=== Problem description ===
Gather each line of the records where "list" appears.

- - - - - - -

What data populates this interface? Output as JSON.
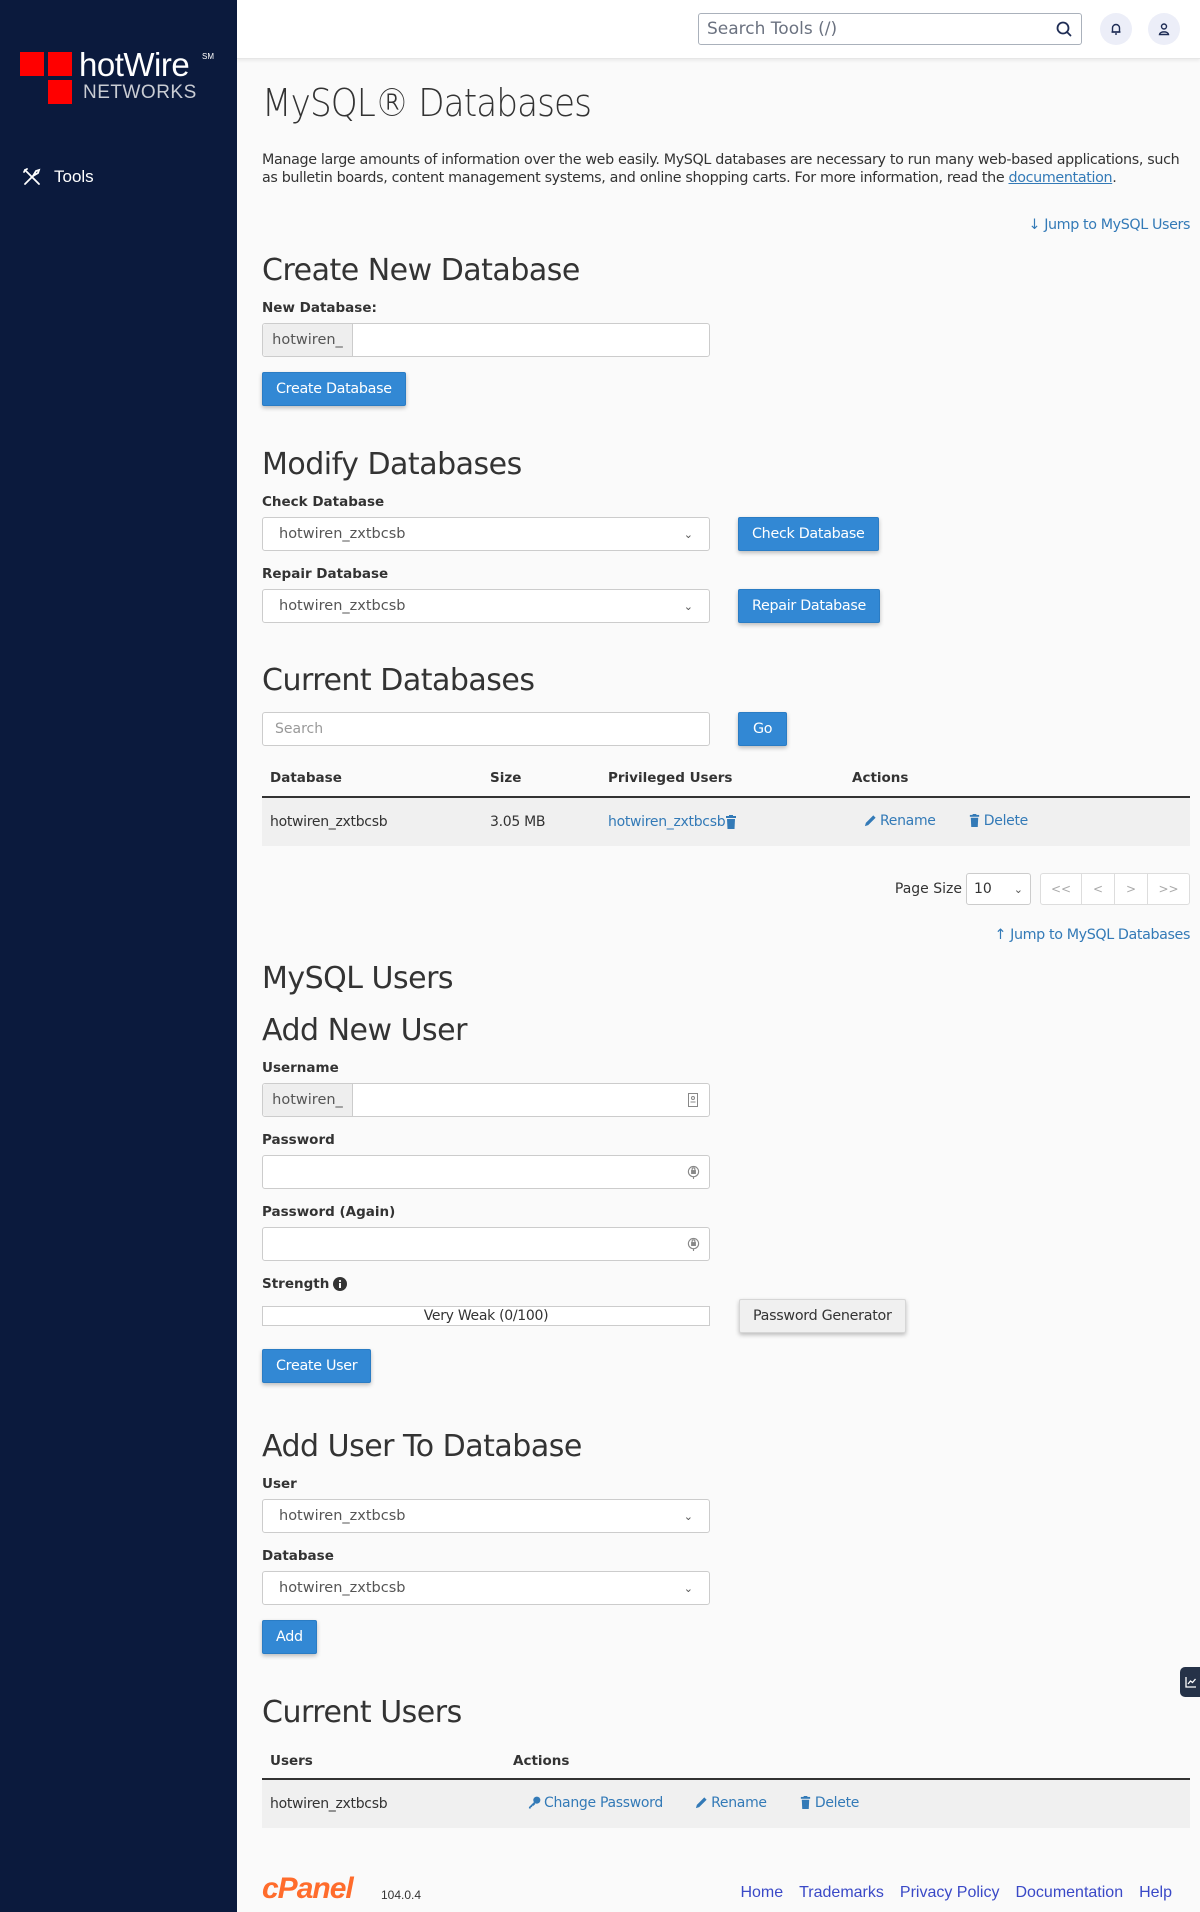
{
  "sidebar": {
    "brand": "hotWire",
    "brand_mark": "SM",
    "brand_sub": "NETWORKS",
    "items": [
      {
        "label": "Tools",
        "icon": "tools-icon"
      }
    ]
  },
  "header": {
    "search_placeholder": "Search Tools (/)"
  },
  "page": {
    "title": "MySQL® Databases",
    "intro": "Manage large amounts of information over the web easily. MySQL databases are necessary to run many web-based applications, such as bulletin boards, content management systems, and online shopping carts. For more information, read the ",
    "intro_link": "documentation",
    "intro_end": ".",
    "jump_users": "Jump to MySQL Users",
    "jump_databases": "Jump to MySQL Databases"
  },
  "create_db": {
    "heading": "Create New Database",
    "label": "New Database:",
    "prefix": "hotwiren_",
    "value": "",
    "button": "Create Database"
  },
  "modify_db": {
    "heading": "Modify Databases",
    "check_label": "Check Database",
    "check_value": "hotwiren_zxtbcsb",
    "check_button": "Check Database",
    "repair_label": "Repair Database",
    "repair_value": "hotwiren_zxtbcsb",
    "repair_button": "Repair Database"
  },
  "current_db": {
    "heading": "Current Databases",
    "search_placeholder": "Search",
    "go_button": "Go",
    "columns": [
      "Database",
      "Size",
      "Privileged Users",
      "Actions"
    ],
    "rows": [
      {
        "database": "hotwiren_zxtbcsb",
        "size": "3.05 MB",
        "user": "hotwiren_zxtbcsb",
        "rename": "Rename",
        "delete": "Delete"
      }
    ],
    "page_size_label": "Page Size",
    "page_size": "10",
    "pager": [
      "<<",
      "<",
      ">",
      ">>"
    ]
  },
  "users": {
    "heading": "MySQL Users",
    "add_heading": "Add New User",
    "username_label": "Username",
    "username_prefix": "hotwiren_",
    "password_label": "Password",
    "password_again_label": "Password (Again)",
    "strength_label": "Strength",
    "strength_text": "Very Weak (0/100)",
    "strength_value": 0,
    "generator_button": "Password Generator",
    "create_button": "Create User"
  },
  "add_user_db": {
    "heading": "Add User To Database",
    "user_label": "User",
    "user_value": "hotwiren_zxtbcsb",
    "db_label": "Database",
    "db_value": "hotwiren_zxtbcsb",
    "add_button": "Add"
  },
  "current_users": {
    "heading": "Current Users",
    "columns": [
      "Users",
      "Actions"
    ],
    "rows": [
      {
        "user": "hotwiren_zxtbcsb",
        "change_password": "Change Password",
        "rename": "Rename",
        "delete": "Delete"
      }
    ]
  },
  "footer": {
    "logo": "cPanel",
    "version": "104.0.4",
    "links": [
      "Home",
      "Trademarks",
      "Privacy Policy",
      "Documentation",
      "Help"
    ]
  }
}
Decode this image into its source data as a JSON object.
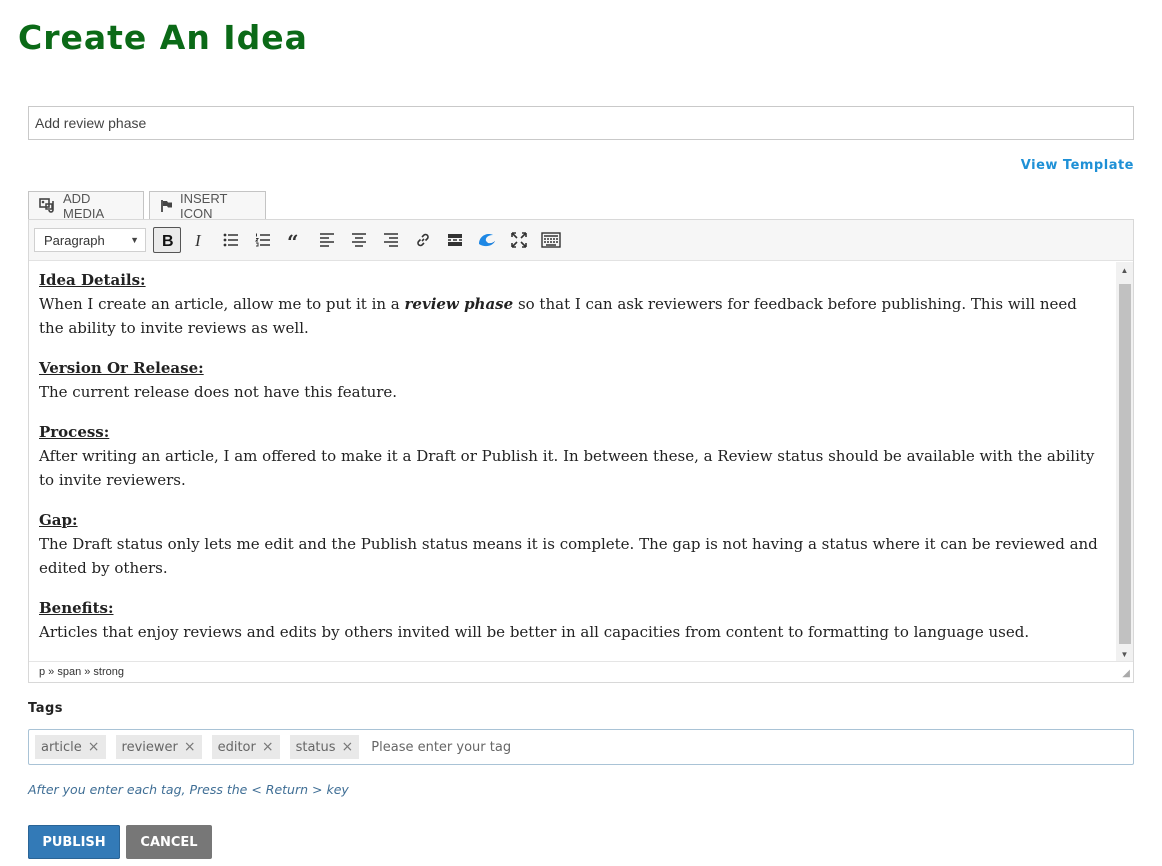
{
  "page": {
    "title": "Create An Idea"
  },
  "title_field": {
    "value": "Add review phase"
  },
  "view_template_label": "View Template",
  "media_buttons": {
    "add_media": "ADD MEDIA",
    "insert_icon": "INSERT ICON"
  },
  "toolbar": {
    "format_select": "Paragraph",
    "buttons": [
      "bold-icon",
      "italic-icon",
      "bullet-list-icon",
      "numbered-list-icon",
      "blockquote-icon",
      "align-left-icon",
      "align-center-icon",
      "align-right-icon",
      "link-icon",
      "read-more-icon",
      "wordpress-icon",
      "fullscreen-icon",
      "keyboard-icon"
    ]
  },
  "content": {
    "sections": [
      {
        "heading": "Idea Details:",
        "before": "When I create an article, allow me to put it in a ",
        "emphasis": "review phase",
        "after": " so that I can ask reviewers for feedback before publishing. This will need the ability to invite reviews as well."
      },
      {
        "heading": "Version Or Release:",
        "text": "The current release does not have this feature."
      },
      {
        "heading": "Process:",
        "text": "After writing an article, I am offered to make it a Draft or Publish it. In between these, a Review status should be available with the ability to invite reviewers."
      },
      {
        "heading": "Gap:",
        "text": "The Draft status only lets me edit and the Publish status means it is complete. The gap is not having a status where it can be reviewed and edited by others."
      },
      {
        "heading": "Benefits:",
        "text": "Articles that enjoy reviews and edits by others invited will be better in all capacities from content to formatting to language used."
      }
    ]
  },
  "status_path": "p » span » strong",
  "tags": {
    "label": "Tags",
    "items": [
      "article",
      "reviewer",
      "editor",
      "status"
    ],
    "remove_glyph": "×",
    "placeholder": "Please enter your tag",
    "hint": "After you enter each tag, Press the < Return > key"
  },
  "actions": {
    "publish": "PUBLISH",
    "cancel": "CANCEL"
  },
  "colors": {
    "title": "#0b6a17",
    "link": "#1e90d6",
    "publish": "#337ab7",
    "cancel": "#777777",
    "hint": "#3f6e95"
  }
}
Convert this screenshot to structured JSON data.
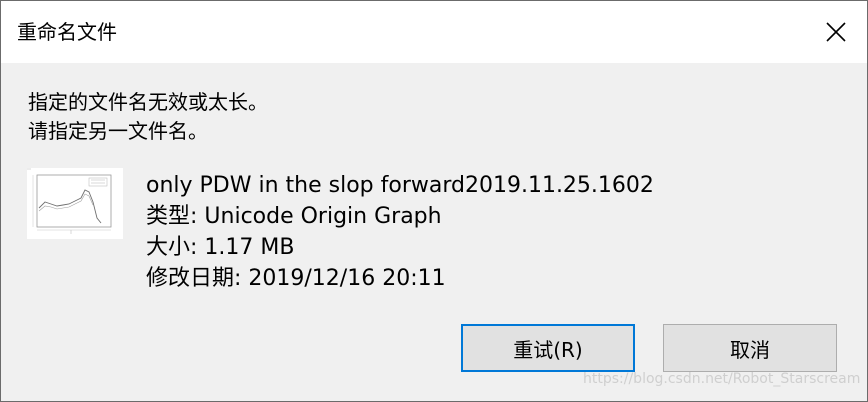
{
  "dialog": {
    "title": "重命名文件",
    "close_icon": "close-icon",
    "message_line1": "指定的文件名无效或太长。",
    "message_line2": "请指定另一文件名。"
  },
  "file": {
    "thumbnail_icon": "graph-thumbnail-icon",
    "name": "only PDW in the slop forward2019.11.25.1602",
    "type": "类型: Unicode Origin Graph",
    "size": "大小: 1.17 MB",
    "modified": "修改日期: 2019/12/16 20:11"
  },
  "buttons": {
    "retry_label": "重试(R)",
    "cancel_label": "取消"
  },
  "watermark": "https://blog.csdn.net/Robot_Starscream",
  "colors": {
    "accent": "#0078d7",
    "button_bg": "#e1e1e1",
    "dialog_bg": "#f0f0f0"
  }
}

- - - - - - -

=== Solution for this exercise ===
      "bullet-list-icon",
      "numbered-list-icon",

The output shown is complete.